DATASET CONTENT →

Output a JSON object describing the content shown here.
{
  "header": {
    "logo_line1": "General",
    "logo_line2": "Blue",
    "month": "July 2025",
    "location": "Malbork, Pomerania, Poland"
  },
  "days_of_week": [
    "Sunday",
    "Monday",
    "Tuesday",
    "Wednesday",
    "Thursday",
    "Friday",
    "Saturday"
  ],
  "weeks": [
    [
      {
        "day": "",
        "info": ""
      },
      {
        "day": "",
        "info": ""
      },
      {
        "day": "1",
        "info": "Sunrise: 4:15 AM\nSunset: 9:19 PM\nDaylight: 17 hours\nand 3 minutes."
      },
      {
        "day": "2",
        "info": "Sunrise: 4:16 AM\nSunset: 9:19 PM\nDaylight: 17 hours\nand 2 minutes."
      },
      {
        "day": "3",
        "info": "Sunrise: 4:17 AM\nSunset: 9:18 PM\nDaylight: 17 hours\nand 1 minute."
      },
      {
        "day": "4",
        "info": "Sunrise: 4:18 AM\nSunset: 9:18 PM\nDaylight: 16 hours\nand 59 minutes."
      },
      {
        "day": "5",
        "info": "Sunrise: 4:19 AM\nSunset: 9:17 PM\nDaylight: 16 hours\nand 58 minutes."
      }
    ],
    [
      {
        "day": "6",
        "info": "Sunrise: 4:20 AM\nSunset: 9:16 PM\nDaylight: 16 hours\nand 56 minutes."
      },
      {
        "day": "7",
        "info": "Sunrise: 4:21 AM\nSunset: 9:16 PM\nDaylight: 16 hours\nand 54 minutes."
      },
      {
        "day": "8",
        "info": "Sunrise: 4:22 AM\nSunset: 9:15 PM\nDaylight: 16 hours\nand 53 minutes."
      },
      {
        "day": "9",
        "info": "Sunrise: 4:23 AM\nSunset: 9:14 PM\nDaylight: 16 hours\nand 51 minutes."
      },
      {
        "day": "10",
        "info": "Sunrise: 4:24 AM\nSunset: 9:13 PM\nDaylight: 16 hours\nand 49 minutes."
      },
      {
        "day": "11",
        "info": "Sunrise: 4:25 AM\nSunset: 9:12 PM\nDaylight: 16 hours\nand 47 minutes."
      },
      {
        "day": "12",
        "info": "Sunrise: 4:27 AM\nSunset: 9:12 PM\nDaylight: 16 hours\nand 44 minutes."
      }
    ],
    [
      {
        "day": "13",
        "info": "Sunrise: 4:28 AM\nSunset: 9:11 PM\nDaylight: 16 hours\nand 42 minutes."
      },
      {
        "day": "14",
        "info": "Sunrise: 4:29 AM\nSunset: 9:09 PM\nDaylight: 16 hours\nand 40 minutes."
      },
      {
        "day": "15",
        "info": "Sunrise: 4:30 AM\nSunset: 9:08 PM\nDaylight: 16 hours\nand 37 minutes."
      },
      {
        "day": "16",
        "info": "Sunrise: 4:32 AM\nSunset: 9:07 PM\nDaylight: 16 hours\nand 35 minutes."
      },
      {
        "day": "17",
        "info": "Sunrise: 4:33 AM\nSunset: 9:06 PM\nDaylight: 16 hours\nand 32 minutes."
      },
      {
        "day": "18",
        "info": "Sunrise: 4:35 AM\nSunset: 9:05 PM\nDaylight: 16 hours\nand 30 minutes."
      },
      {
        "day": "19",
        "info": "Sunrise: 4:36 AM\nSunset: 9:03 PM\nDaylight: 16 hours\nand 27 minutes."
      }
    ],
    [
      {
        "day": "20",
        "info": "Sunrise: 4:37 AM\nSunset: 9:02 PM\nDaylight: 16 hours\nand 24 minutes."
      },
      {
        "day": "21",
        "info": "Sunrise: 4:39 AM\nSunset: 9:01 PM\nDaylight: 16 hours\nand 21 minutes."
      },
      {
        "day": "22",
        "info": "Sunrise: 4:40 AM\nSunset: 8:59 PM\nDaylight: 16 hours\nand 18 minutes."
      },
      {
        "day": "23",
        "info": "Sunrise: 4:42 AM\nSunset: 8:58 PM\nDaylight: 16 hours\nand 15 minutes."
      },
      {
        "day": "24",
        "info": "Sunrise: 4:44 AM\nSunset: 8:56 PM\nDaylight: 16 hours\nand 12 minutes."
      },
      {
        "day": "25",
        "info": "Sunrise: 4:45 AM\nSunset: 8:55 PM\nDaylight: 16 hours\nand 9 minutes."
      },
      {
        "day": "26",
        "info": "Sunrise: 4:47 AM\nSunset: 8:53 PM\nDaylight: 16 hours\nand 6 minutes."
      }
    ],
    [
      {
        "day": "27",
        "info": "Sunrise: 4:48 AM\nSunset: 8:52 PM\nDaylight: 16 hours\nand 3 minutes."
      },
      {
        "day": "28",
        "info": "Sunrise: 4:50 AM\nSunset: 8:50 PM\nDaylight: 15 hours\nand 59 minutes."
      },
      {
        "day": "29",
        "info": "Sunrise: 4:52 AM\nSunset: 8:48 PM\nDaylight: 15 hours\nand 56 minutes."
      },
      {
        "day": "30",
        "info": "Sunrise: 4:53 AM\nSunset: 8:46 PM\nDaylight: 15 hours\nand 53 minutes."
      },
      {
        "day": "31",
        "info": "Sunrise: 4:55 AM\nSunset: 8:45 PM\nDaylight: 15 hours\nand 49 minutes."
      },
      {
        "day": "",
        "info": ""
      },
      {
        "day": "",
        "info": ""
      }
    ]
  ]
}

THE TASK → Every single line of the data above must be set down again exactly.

RESULT →
Output a JSON object describing the content shown here.
{
  "header": {
    "logo_line1": "General",
    "logo_line2": "Blue",
    "month": "July 2025",
    "location": "Malbork, Pomerania, Poland"
  },
  "days_of_week": [
    "Sunday",
    "Monday",
    "Tuesday",
    "Wednesday",
    "Thursday",
    "Friday",
    "Saturday"
  ],
  "weeks": [
    [
      {
        "day": "",
        "info": ""
      },
      {
        "day": "",
        "info": ""
      },
      {
        "day": "1",
        "info": "Sunrise: 4:15 AM\nSunset: 9:19 PM\nDaylight: 17 hours\nand 3 minutes."
      },
      {
        "day": "2",
        "info": "Sunrise: 4:16 AM\nSunset: 9:19 PM\nDaylight: 17 hours\nand 2 minutes."
      },
      {
        "day": "3",
        "info": "Sunrise: 4:17 AM\nSunset: 9:18 PM\nDaylight: 17 hours\nand 1 minute."
      },
      {
        "day": "4",
        "info": "Sunrise: 4:18 AM\nSunset: 9:18 PM\nDaylight: 16 hours\nand 59 minutes."
      },
      {
        "day": "5",
        "info": "Sunrise: 4:19 AM\nSunset: 9:17 PM\nDaylight: 16 hours\nand 58 minutes."
      }
    ],
    [
      {
        "day": "6",
        "info": "Sunrise: 4:20 AM\nSunset: 9:16 PM\nDaylight: 16 hours\nand 56 minutes."
      },
      {
        "day": "7",
        "info": "Sunrise: 4:21 AM\nSunset: 9:16 PM\nDaylight: 16 hours\nand 54 minutes."
      },
      {
        "day": "8",
        "info": "Sunrise: 4:22 AM\nSunset: 9:15 PM\nDaylight: 16 hours\nand 53 minutes."
      },
      {
        "day": "9",
        "info": "Sunrise: 4:23 AM\nSunset: 9:14 PM\nDaylight: 16 hours\nand 51 minutes."
      },
      {
        "day": "10",
        "info": "Sunrise: 4:24 AM\nSunset: 9:13 PM\nDaylight: 16 hours\nand 49 minutes."
      },
      {
        "day": "11",
        "info": "Sunrise: 4:25 AM\nSunset: 9:12 PM\nDaylight: 16 hours\nand 47 minutes."
      },
      {
        "day": "12",
        "info": "Sunrise: 4:27 AM\nSunset: 9:12 PM\nDaylight: 16 hours\nand 44 minutes."
      }
    ],
    [
      {
        "day": "13",
        "info": "Sunrise: 4:28 AM\nSunset: 9:11 PM\nDaylight: 16 hours\nand 42 minutes."
      },
      {
        "day": "14",
        "info": "Sunrise: 4:29 AM\nSunset: 9:09 PM\nDaylight: 16 hours\nand 40 minutes."
      },
      {
        "day": "15",
        "info": "Sunrise: 4:30 AM\nSunset: 9:08 PM\nDaylight: 16 hours\nand 37 minutes."
      },
      {
        "day": "16",
        "info": "Sunrise: 4:32 AM\nSunset: 9:07 PM\nDaylight: 16 hours\nand 35 minutes."
      },
      {
        "day": "17",
        "info": "Sunrise: 4:33 AM\nSunset: 9:06 PM\nDaylight: 16 hours\nand 32 minutes."
      },
      {
        "day": "18",
        "info": "Sunrise: 4:35 AM\nSunset: 9:05 PM\nDaylight: 16 hours\nand 30 minutes."
      },
      {
        "day": "19",
        "info": "Sunrise: 4:36 AM\nSunset: 9:03 PM\nDaylight: 16 hours\nand 27 minutes."
      }
    ],
    [
      {
        "day": "20",
        "info": "Sunrise: 4:37 AM\nSunset: 9:02 PM\nDaylight: 16 hours\nand 24 minutes."
      },
      {
        "day": "21",
        "info": "Sunrise: 4:39 AM\nSunset: 9:01 PM\nDaylight: 16 hours\nand 21 minutes."
      },
      {
        "day": "22",
        "info": "Sunrise: 4:40 AM\nSunset: 8:59 PM\nDaylight: 16 hours\nand 18 minutes."
      },
      {
        "day": "23",
        "info": "Sunrise: 4:42 AM\nSunset: 8:58 PM\nDaylight: 16 hours\nand 15 minutes."
      },
      {
        "day": "24",
        "info": "Sunrise: 4:44 AM\nSunset: 8:56 PM\nDaylight: 16 hours\nand 12 minutes."
      },
      {
        "day": "25",
        "info": "Sunrise: 4:45 AM\nSunset: 8:55 PM\nDaylight: 16 hours\nand 9 minutes."
      },
      {
        "day": "26",
        "info": "Sunrise: 4:47 AM\nSunset: 8:53 PM\nDaylight: 16 hours\nand 6 minutes."
      }
    ],
    [
      {
        "day": "27",
        "info": "Sunrise: 4:48 AM\nSunset: 8:52 PM\nDaylight: 16 hours\nand 3 minutes."
      },
      {
        "day": "28",
        "info": "Sunrise: 4:50 AM\nSunset: 8:50 PM\nDaylight: 15 hours\nand 59 minutes."
      },
      {
        "day": "29",
        "info": "Sunrise: 4:52 AM\nSunset: 8:48 PM\nDaylight: 15 hours\nand 56 minutes."
      },
      {
        "day": "30",
        "info": "Sunrise: 4:53 AM\nSunset: 8:46 PM\nDaylight: 15 hours\nand 53 minutes."
      },
      {
        "day": "31",
        "info": "Sunrise: 4:55 AM\nSunset: 8:45 PM\nDaylight: 15 hours\nand 49 minutes."
      },
      {
        "day": "",
        "info": ""
      },
      {
        "day": "",
        "info": ""
      }
    ]
  ]
}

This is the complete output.